Stored items from a collection
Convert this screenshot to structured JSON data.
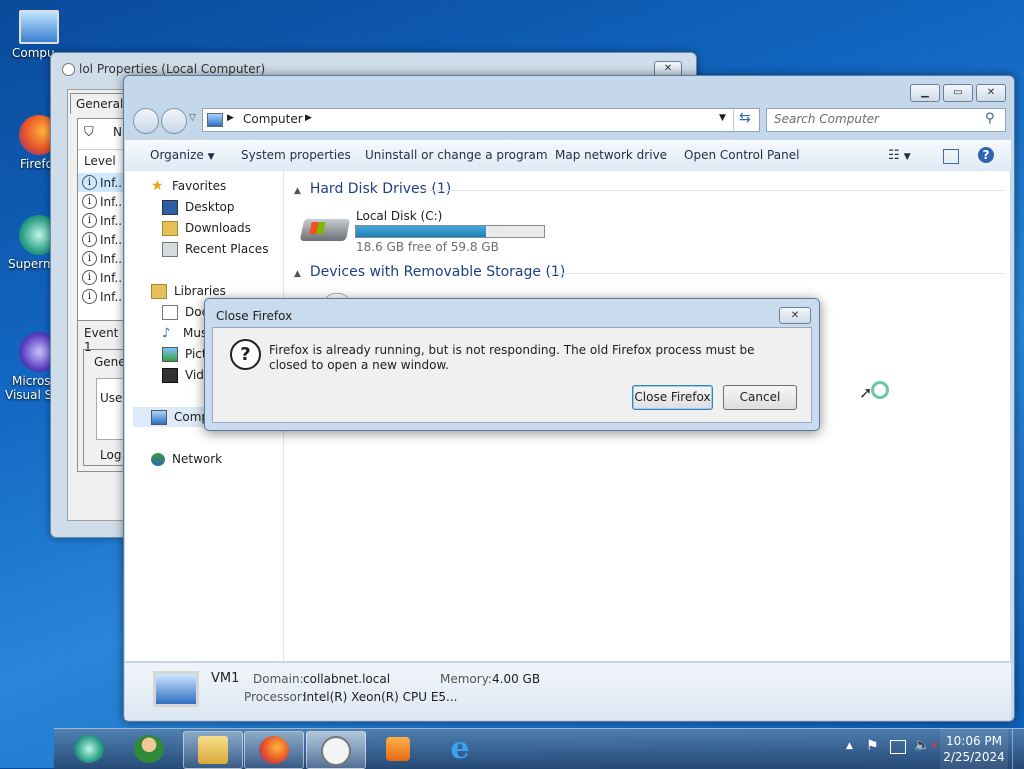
{
  "desktop": {
    "icons": [
      {
        "label": "Compu"
      },
      {
        "label": "Firefo"
      },
      {
        "label": "Superm"
      },
      {
        "label": "Micros"
      },
      {
        "label": "Visual St"
      }
    ]
  },
  "props_window": {
    "title": "lol Properties (Local Computer)",
    "tab_general": "General",
    "filter_label": "N",
    "level_header": "Level",
    "rows": [
      "Inf...",
      "Inf...",
      "Inf...",
      "Inf...",
      "Inf...",
      "Inf...",
      "Inf..."
    ],
    "event_label": "Event 1",
    "general_tab": "Gener",
    "use_label": "Use",
    "log_label": "Log"
  },
  "explorer": {
    "breadcrumb": "Computer",
    "search_placeholder": "Search Computer",
    "toolbar": {
      "organize": "Organize",
      "system_properties": "System properties",
      "uninstall": "Uninstall or change a program",
      "map_drive": "Map network drive",
      "control_panel": "Open Control Panel"
    },
    "nav": {
      "favorites": "Favorites",
      "desktop": "Desktop",
      "downloads": "Downloads",
      "recent": "Recent Places",
      "libraries": "Libraries",
      "documents": "Doc",
      "music": "Mus",
      "pictures": "Pictu",
      "videos": "Vide",
      "computer": "Comp",
      "network": "Network"
    },
    "groups": {
      "hdd": "Hard Disk Drives (1)",
      "removable": "Devices with Removable Storage (1)"
    },
    "disk": {
      "name": "Local Disk (C:)",
      "free_text": "18.6 GB free of 59.8 GB",
      "used_fraction": 0.69
    },
    "details": {
      "name": "VM1",
      "domain_label": "Domain:",
      "domain_value": "collabnet.local",
      "memory_label": "Memory:",
      "memory_value": "4.00 GB",
      "processor_label": "Processor:",
      "processor_value": "Intel(R) Xeon(R) CPU E5..."
    }
  },
  "dialog": {
    "title": "Close Firefox",
    "message": "Firefox is already running, but is not responding. The old Firefox process must be closed to open a new window.",
    "close_button": "Close Firefox",
    "cancel_button": "Cancel"
  },
  "taskbar": {
    "time": "10:06 PM",
    "date": "2/25/2024"
  }
}
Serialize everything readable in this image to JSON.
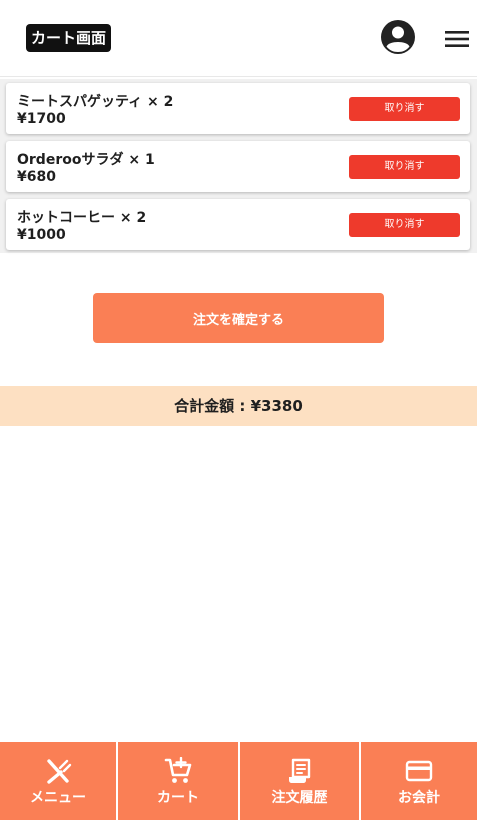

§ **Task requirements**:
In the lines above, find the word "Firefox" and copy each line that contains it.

§ **Task solution**:
    "title": "Close Firefox",
    "message": "Firefox is already running, but is not responding. The old Firefox process must be closed to open a new window.",
    "close_button": "Close Firefox",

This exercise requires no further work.